• EXERCISE
Type out every entry again, character for character.
··· SUPPLIED DATA ···
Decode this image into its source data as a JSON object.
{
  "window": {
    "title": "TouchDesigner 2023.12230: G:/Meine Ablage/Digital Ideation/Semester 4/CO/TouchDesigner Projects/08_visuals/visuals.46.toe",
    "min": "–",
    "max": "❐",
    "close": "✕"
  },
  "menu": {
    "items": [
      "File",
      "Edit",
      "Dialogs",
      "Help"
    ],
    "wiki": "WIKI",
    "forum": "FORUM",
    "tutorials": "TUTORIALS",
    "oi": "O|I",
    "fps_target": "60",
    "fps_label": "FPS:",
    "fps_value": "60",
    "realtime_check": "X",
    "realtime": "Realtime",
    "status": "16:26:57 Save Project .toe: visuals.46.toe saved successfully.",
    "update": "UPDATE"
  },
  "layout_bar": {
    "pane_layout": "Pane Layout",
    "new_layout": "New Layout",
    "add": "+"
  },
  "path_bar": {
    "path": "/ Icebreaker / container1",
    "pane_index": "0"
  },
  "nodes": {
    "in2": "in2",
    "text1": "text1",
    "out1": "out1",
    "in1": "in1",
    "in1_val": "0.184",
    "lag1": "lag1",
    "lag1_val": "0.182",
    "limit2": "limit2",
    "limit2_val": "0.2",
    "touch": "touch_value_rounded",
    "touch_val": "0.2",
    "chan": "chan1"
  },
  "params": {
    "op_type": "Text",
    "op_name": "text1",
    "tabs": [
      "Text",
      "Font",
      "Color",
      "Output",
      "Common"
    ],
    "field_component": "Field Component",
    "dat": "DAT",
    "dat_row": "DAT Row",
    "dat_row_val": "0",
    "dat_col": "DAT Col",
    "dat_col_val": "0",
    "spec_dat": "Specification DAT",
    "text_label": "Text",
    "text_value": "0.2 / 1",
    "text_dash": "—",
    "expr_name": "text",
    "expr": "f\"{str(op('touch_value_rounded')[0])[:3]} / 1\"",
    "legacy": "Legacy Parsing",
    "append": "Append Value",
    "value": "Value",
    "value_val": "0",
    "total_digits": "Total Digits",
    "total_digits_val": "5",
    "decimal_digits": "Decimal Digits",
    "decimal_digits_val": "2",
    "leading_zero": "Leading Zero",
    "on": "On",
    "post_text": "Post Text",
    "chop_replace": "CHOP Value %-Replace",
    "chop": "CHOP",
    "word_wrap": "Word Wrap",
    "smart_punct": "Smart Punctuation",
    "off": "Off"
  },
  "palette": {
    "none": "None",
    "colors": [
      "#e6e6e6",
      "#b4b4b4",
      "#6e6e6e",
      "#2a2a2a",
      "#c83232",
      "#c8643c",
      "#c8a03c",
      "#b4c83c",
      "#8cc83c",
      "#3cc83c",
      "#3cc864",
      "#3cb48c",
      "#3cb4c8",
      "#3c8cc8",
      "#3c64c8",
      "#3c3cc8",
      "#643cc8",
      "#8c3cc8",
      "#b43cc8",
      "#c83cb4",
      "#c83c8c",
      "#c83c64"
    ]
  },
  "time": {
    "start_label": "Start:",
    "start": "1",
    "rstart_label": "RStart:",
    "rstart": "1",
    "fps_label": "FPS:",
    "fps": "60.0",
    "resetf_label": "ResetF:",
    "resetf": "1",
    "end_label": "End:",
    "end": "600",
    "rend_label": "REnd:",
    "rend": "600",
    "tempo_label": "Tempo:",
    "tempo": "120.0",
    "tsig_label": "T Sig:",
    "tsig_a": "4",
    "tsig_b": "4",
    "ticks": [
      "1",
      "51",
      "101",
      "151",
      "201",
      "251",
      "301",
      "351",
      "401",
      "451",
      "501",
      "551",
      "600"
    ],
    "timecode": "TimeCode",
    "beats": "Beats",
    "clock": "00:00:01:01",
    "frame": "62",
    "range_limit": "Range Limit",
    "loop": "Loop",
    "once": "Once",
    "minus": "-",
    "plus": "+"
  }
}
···
• ANSWER AREA
Decode this image into its source data as a JSON object.
{
  "window": {
    "title": "TouchDesigner 2023.12230: G:/Meine Ablage/Digital Ideation/Semester 4/CO/TouchDesigner Projects/08_visuals/visuals.46.toe",
    "min": "–",
    "max": "❐",
    "close": "✕"
  },
  "menu": {
    "items": [
      "File",
      "Edit",
      "Dialogs",
      "Help"
    ],
    "wiki": "WIKI",
    "forum": "FORUM",
    "tutorials": "TUTORIALS",
    "oi": "O|I",
    "fps_target": "60",
    "fps_label": "FPS:",
    "fps_value": "60",
    "realtime_check": "X",
    "realtime": "Realtime",
    "status": "16:26:57 Save Project .toe: visuals.46.toe saved successfully.",
    "update": "UPDATE"
  },
  "layout_bar": {
    "pane_layout": "Pane Layout",
    "new_layout": "New Layout",
    "add": "+"
  },
  "path_bar": {
    "path": "/ Icebreaker / container1",
    "pane_index": "0"
  },
  "nodes": {
    "in2": "in2",
    "text1": "text1",
    "out1": "out1",
    "in1": "in1",
    "in1_val": "0.184",
    "lag1": "lag1",
    "lag1_val": "0.182",
    "limit2": "limit2",
    "limit2_val": "0.2",
    "touch": "touch_value_rounded",
    "touch_val": "0.2",
    "chan": "chan1"
  },
  "params": {
    "op_type": "Text",
    "op_name": "text1",
    "tabs": [
      "Text",
      "Font",
      "Color",
      "Output",
      "Common"
    ],
    "field_component": "Field Component",
    "dat": "DAT",
    "dat_row": "DAT Row",
    "dat_row_val": "0",
    "dat_col": "DAT Col",
    "dat_col_val": "0",
    "spec_dat": "Specification DAT",
    "text_label": "Text",
    "text_value": "0.2 / 1",
    "text_dash": "—",
    "expr_name": "text",
    "expr": "f\"{str(op('touch_value_rounded')[0])[:3]} / 1\"",
    "legacy": "Legacy Parsing",
    "append": "Append Value",
    "value": "Value",
    "value_val": "0",
    "total_digits": "Total Digits",
    "total_digits_val": "5",
    "decimal_digits": "Decimal Digits",
    "decimal_digits_val": "2",
    "leading_zero": "Leading Zero",
    "on": "On",
    "post_text": "Post Text",
    "chop_replace": "CHOP Value %-Replace",
    "chop": "CHOP",
    "word_wrap": "Word Wrap",
    "smart_punct": "Smart Punctuation",
    "off": "Off"
  },
  "palette": {
    "none": "None",
    "colors": [
      "#e6e6e6",
      "#b4b4b4",
      "#6e6e6e",
      "#2a2a2a",
      "#c83232",
      "#c8643c",
      "#c8a03c",
      "#b4c83c",
      "#8cc83c",
      "#3cc83c",
      "#3cc864",
      "#3cb48c",
      "#3cb4c8",
      "#3c8cc8",
      "#3c64c8",
      "#3c3cc8",
      "#643cc8",
      "#8c3cc8",
      "#b43cc8",
      "#c83cb4",
      "#c83c8c",
      "#c83c64"
    ]
  },
  "time": {
    "start_label": "Start:",
    "start": "1",
    "rstart_label": "RStart:",
    "rstart": "1",
    "fps_label": "FPS:",
    "fps": "60.0",
    "resetf_label": "ResetF:",
    "resetf": "1",
    "end_label": "End:",
    "end": "600",
    "rend_label": "REnd:",
    "rend": "600",
    "tempo_label": "Tempo:",
    "tempo": "120.0",
    "tsig_label": "T Sig:",
    "tsig_a": "4",
    "tsig_b": "4",
    "ticks": [
      "1",
      "51",
      "101",
      "151",
      "201",
      "251",
      "301",
      "351",
      "401",
      "451",
      "501",
      "551",
      "600"
    ],
    "timecode": "TimeCode",
    "beats": "Beats",
    "clock": "00:00:01:01",
    "frame": "62",
    "range_limit": "Range Limit",
    "loop": "Loop",
    "once": "Once",
    "minus": "-",
    "plus": "+"
  }
}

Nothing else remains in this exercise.